“A provider new to Concert made a referral to our care manager one day and sat down the very next day to find a full assessment and care plan in his electronic medical record,” recalled Virna Little, PsyD, LCSW, Concert’s chief operating officer. “He told me it was the first time he had ever found out the outcome of a behavioral health referral he had made — and he’s been practicing for decades.”
For some patients, a care plan might center around talk therapy. Other plans might involve starting a new medication and determining the right dose. Concert’s care managers implement care plans and monitor patients’ progress, with ongoing input from the primary care provider.
Engaged and Evidence-Based
Care managers also meet weekly with a Concert staff psychiatric consultant to review the cases of patients who are not getting better. Recommendations are delivered directly to the primary care provider and added to the electronic health record. Research shows remote collaborative care is as effective or more effective than collaborative care delivered in person.
Concert’s average engagement with a patient lasts about six months, said Little. “Engagement” is often where primary care providers fall short on mental health care. Plenty of them start patients on medications — 79% of US prescriptions for antidepressants come from primary care providers — but far fewer follow up on patients’ progress, symptoms, or side effects. Compared to those receiving usual primary care, patients on antidepressants receiving collaborative care show significantly better medication adherence, care satisfaction, and symptom improvement.

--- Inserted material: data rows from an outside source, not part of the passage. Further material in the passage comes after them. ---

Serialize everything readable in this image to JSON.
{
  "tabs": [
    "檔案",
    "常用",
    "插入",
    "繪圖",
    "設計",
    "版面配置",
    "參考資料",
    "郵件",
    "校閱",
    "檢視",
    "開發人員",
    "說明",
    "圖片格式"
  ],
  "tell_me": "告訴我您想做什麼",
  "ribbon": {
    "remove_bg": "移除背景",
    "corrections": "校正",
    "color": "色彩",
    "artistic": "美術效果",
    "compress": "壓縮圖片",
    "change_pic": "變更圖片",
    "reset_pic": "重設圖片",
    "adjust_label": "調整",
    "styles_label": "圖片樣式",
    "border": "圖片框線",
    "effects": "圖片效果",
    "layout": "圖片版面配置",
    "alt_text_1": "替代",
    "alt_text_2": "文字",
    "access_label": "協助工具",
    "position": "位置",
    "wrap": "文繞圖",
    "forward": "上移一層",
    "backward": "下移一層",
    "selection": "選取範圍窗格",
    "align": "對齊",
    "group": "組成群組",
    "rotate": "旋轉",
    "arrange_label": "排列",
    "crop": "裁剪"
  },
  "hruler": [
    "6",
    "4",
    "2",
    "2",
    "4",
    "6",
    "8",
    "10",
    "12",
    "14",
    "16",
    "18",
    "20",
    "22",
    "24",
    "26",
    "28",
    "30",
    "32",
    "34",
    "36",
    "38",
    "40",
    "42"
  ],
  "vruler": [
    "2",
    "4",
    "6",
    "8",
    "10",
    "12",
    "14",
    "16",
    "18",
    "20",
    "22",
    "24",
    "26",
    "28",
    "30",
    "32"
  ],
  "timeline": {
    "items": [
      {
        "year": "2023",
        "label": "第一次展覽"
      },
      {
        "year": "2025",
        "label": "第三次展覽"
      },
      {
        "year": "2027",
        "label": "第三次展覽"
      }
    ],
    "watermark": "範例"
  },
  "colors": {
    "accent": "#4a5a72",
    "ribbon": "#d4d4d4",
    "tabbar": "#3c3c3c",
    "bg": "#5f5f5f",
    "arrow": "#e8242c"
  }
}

“When a patient has a high A1c or high cholesterol and a doctor prescribes a medication, they meticulously follow up with blood tests to see if the drug is working,” said Little. “That is sadly not the case for patients experiencing anxiety and depression. Countless patients have been on psychiatric drugs for years without anyone checking to ensure they are progressing toward their treatment goals.”
Prospects for Collaborative Care in California
The main barriers to Concert’s expansion in California are providers’ lack of awareness that it’s available and confusion about reimbursement, Hutchins said. “The collaborative care model was born in a kind of academic bubble. Lots of people in that world think it’s a no-brainer, but outside of some early adopters, like Federally Qualified Health Centers, the average physician has still never heard of it,” Hutchins said.
Many primary care practitioners assume they can’t be reimbursed for collaborative care, but Medicare does cover it, and in California, most commercial insurers do too. Medi-Cal had been the missing piece of the reimbursement puzzle until the California Department of Health Care Services recently announced it will adopt collaborative care billing codes in 2020, with details yet to come.
Concert has had success working with Medicaid plans in other states, including New York and Arizona, and it aims to do the same in California. Activation of the Medi-Cal reimbursement codes is critical, Hutchins said. “Providers want seamless solutions they can use for every patient that walks into their office without having to check the details of their insurance,” he said.
To help more primary care practices serving Medi-Cal enrollees adopt remote collaborative care, CHCF is offering implementation support. CHCF is also funding a third-party evaluation to assess the impact of Concert’s remote collaborative care model on total cost of care, patient and provider satisfaction, and mental health outcomes among Medi-Cal patients. With only 37% of adult Californians reporting they received care for their mental illness, there is vast room for improvement.